Annie Qiao and Priscilla Baek

Recognized as the restaurant that serves “the world’s greatest dumplings” by Forbes Magazine, Din Tai Fung has gained success in South Coast Plaza with wait-lines that can sometimes exceed three hours. We decided to discover what the hype was about surrounding this popular Taiwanese restaurant.

Cucumber Salad & Sautéed String Beans:

Both vegetable side dishes made their way to our table first. The cucumber salad mixed the refreshing crunch of cucumber with the slightly spicy and acidic notes of chili oil and white wine vinegar sauce. On the other hand, the sautéed string beans featured a heavier butter garlic sauce that expressed a well-balanced, nutty flavor.

Pork Xiǎolóngbāo (小籠包):

Our server lifted the lid of the bamboo steamer, releasing a plume of steam. After biting into one of these juicy soup dumplings, it was easy to understand the dish’s popularity. The pork retained its natural flavor and texture while still providing a grounding umami flavor. It was complemented by the savory, hot yet light broth, and each xiǎolóngbāo was wrapped with a thin, chewy dough.

Pork and Shrimp Shāomài (燒賣):

After our first serving of the pork xiǎolóngbāo, we had high expectations for the remainder of the meal and were pleasantly surprised by the pork and shrimp shāomài, which is a traditional dumpling and dim sum snack wrapped in a thin sheet and open at the top. The shrimp on top provided a distinct seafood aroma which provided a flavor contrast without overpowering the richer pork underneath.

Sticky Rice and Pork Shāomài (燒賣):

A classic dim sum dish, the sticky rice and pork shāomài had a more subtle flavor than its pork and shrimp counterpart. The stickiness of the rice paired well with the fluffiness of the dough, but we felt that it lacked the rich burst of flavor the other dishes provided.

Red Bean Bun (紅豆麵包):

Following our already filling meal, the red bean buns were served fresh, with hot steam rolling off the pillowy and shiny tops.

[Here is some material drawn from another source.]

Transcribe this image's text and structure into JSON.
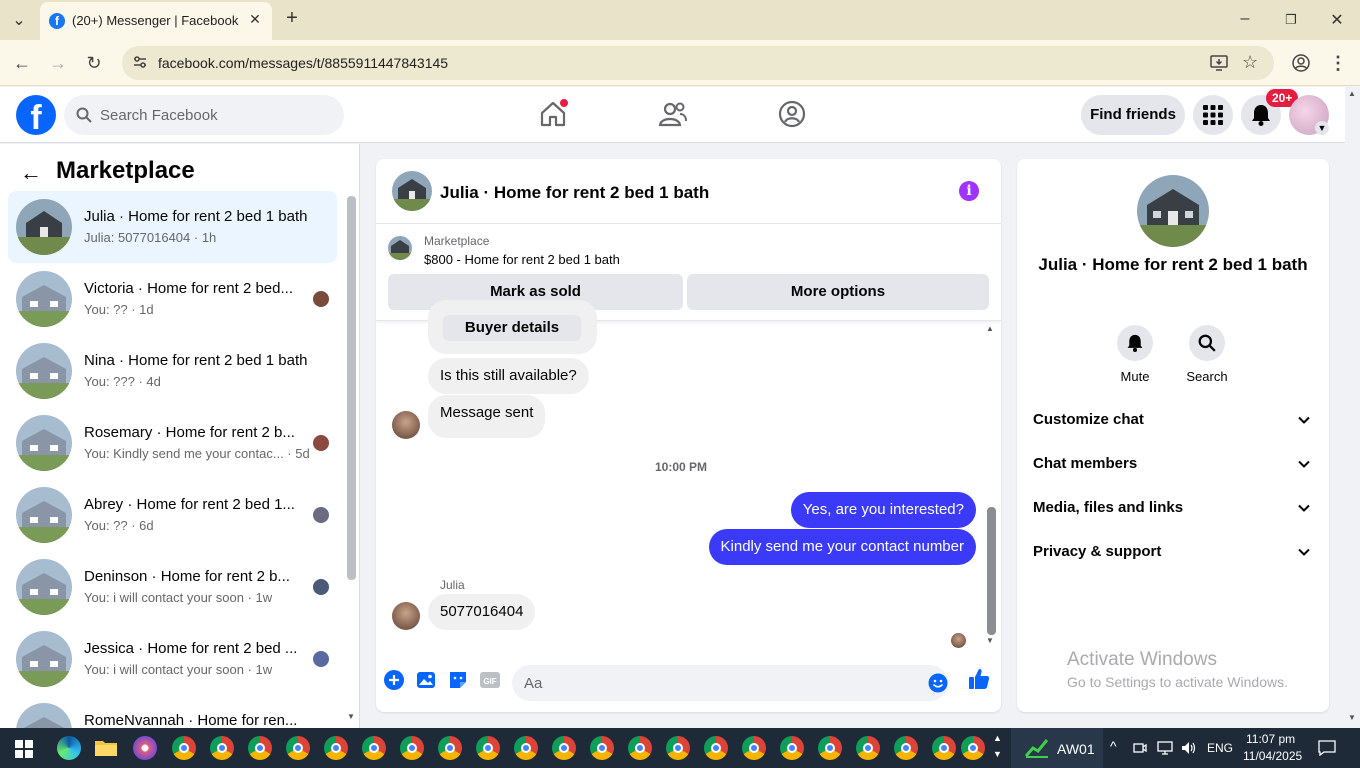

Inside, the red bean paste was smooth and perfectly sweet. The red bean buns satisfied our sweet tooths and provided a great end to an even better meal.

A three-hour wait is not for the faint of heart, but for us, Din Tai Fung dumplings keep us coming back for more.